* _WHAT TO PRODUCE_
Work out how many lines of the entries have the word "completo" in them. Respond with that number only.

Data items

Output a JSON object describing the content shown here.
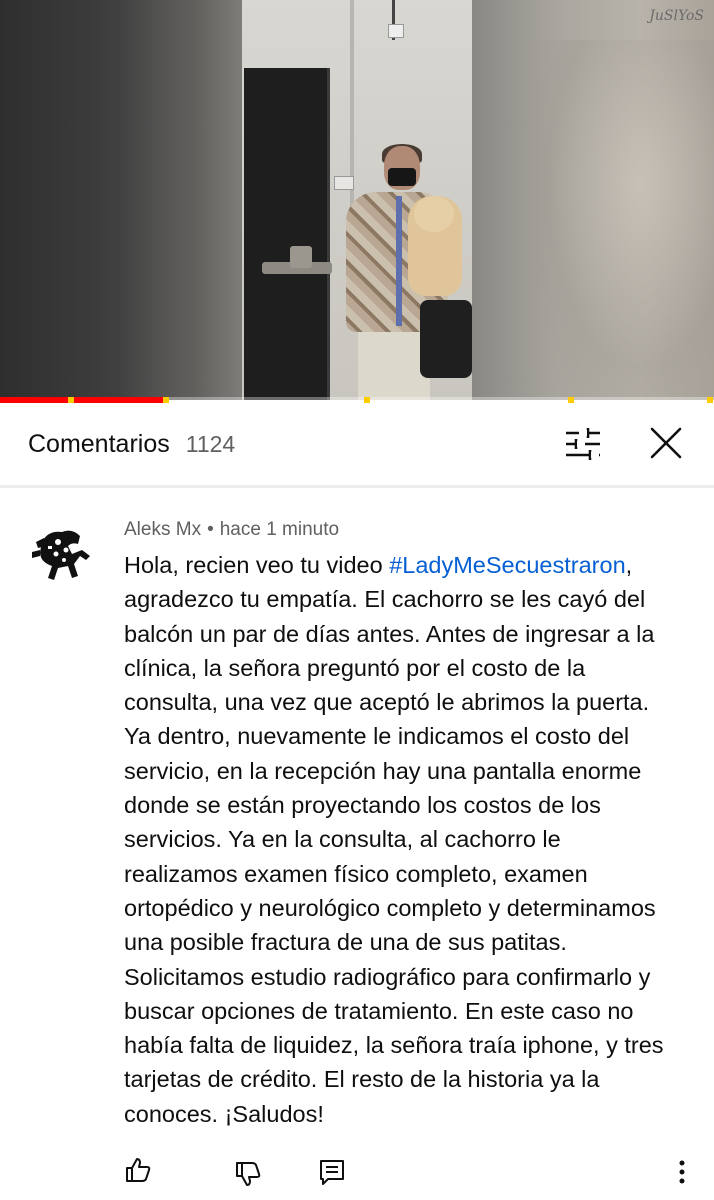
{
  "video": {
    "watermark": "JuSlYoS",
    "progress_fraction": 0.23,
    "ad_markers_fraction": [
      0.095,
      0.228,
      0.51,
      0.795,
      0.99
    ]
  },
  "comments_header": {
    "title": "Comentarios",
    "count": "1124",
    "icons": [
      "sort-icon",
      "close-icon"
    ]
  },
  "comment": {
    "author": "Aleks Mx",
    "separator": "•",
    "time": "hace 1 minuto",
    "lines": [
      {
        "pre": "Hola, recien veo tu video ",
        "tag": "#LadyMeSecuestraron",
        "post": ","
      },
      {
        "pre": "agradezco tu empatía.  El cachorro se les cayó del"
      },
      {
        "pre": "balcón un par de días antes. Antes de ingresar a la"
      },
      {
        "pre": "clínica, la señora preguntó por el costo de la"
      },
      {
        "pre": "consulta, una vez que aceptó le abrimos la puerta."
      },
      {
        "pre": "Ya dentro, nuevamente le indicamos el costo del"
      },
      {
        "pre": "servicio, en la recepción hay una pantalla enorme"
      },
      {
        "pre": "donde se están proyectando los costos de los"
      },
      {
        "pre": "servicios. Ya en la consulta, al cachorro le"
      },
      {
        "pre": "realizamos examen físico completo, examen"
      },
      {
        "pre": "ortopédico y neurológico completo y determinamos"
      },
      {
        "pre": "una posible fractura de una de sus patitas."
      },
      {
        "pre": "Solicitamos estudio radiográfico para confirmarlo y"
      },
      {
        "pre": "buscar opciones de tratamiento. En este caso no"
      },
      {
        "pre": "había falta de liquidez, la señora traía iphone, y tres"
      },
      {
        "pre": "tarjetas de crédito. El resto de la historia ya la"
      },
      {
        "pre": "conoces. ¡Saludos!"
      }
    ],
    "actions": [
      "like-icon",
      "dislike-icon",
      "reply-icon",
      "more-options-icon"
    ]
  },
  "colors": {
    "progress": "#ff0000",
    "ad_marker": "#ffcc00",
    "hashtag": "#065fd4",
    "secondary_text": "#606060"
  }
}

* _EXPECTED OUTPUT_
2